**Required action**
Would you print the listing that follows exactly, but without its pictures?

Records shown below:

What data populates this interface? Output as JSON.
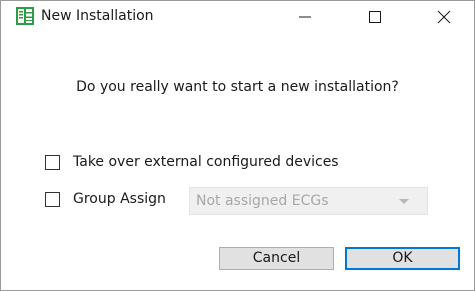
{
  "window": {
    "title": "New Installation",
    "app_icon": "spreadsheet-app-icon",
    "controls": {
      "minimize_icon": "minimize-icon",
      "maximize_icon": "maximize-icon",
      "close_icon": "close-icon"
    }
  },
  "dialog": {
    "question": "Do you really want to start a new installation?",
    "options": [
      {
        "label": "Take over external configured devices",
        "checked": false
      },
      {
        "label": "Group Assign",
        "checked": false
      }
    ],
    "group_select": {
      "value": "Not assigned ECGs",
      "enabled": false
    },
    "buttons": {
      "cancel_label": "Cancel",
      "ok_label": "OK"
    }
  },
  "colors": {
    "app_icon_green": "#2e9b45",
    "default_button_border": "#0078d7",
    "disabled_text": "#a8a8a8"
  }
}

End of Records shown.

**Response below**
What data populates this interface? Output as JSON.
{
  "window": {
    "title": "New Installation",
    "app_icon": "spreadsheet-app-icon",
    "controls": {
      "minimize_icon": "minimize-icon",
      "maximize_icon": "maximize-icon",
      "close_icon": "close-icon"
    }
  },
  "dialog": {
    "question": "Do you really want to start a new installation?",
    "options": [
      {
        "label": "Take over external configured devices",
        "checked": false
      },
      {
        "label": "Group Assign",
        "checked": false
      }
    ],
    "group_select": {
      "value": "Not assigned ECGs",
      "enabled": false
    },
    "buttons": {
      "cancel_label": "Cancel",
      "ok_label": "OK"
    }
  },
  "colors": {
    "app_icon_green": "#2e9b45",
    "default_button_border": "#0078d7",
    "disabled_text": "#a8a8a8"
  }
}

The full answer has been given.